's new book opens with a series of questions that animate the study. They include but are not limited to: What does being Han mean to those classified as Hanzu? What are the narratives of Han-ness today? What other collective identities matter to the Hanzu? What are their roles and meanings? How do they relate to one another and to minzu
identity? Is the Han minzu
an ethnic group? How can Hanzu seem so united in their Han-ness but at the same time be so fragmented and divided? Based on extensive fieldwork and interviews, The Han: China's Diverse Majority
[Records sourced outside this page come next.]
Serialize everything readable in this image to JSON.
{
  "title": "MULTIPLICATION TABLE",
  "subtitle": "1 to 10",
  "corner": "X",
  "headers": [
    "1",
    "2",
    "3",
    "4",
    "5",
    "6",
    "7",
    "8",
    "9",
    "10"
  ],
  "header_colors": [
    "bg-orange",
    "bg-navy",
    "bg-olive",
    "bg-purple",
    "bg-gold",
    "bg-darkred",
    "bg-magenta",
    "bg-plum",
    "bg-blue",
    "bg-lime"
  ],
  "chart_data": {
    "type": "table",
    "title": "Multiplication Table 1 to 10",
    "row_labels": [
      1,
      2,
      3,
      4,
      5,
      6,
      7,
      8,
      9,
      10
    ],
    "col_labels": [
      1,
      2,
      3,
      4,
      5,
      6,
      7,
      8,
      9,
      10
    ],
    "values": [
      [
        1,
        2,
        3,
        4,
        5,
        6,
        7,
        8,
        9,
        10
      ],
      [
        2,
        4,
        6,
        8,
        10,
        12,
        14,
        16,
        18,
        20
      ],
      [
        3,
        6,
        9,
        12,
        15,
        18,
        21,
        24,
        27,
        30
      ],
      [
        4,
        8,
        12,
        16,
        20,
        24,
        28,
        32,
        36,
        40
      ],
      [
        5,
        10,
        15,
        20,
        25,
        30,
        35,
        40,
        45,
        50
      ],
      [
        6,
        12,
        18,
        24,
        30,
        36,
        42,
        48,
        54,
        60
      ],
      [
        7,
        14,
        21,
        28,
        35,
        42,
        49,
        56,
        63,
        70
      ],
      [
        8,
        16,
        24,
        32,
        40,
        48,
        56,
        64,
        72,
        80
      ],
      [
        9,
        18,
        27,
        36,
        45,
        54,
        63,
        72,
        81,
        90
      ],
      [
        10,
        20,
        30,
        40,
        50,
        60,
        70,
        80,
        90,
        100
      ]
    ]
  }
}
(University of Washington Press, 2015) addresses these questions in a study that argues that the "Han" is a "historically contingent narration." In offering a history of Han narration, the book charts a shift from premodern (largely Ming and Qing) culturalist modes and markers of Han-ness to modern modes of racialized nationalism. After an early treatment of this historical shift, several chapters of Joniak-Luthi's book focus on contemporary narratives and markers of Han-ness, looking carefully at the roles of education and language in forming and distributing modern markers that reflect a "nationalist symbolic order." The book pays special attention to the importance of home-place identities, and to collective identity labels that informants used to identify themselves and others. This should be a must-read for anyone interested in historical and contemporary notions of identity in China.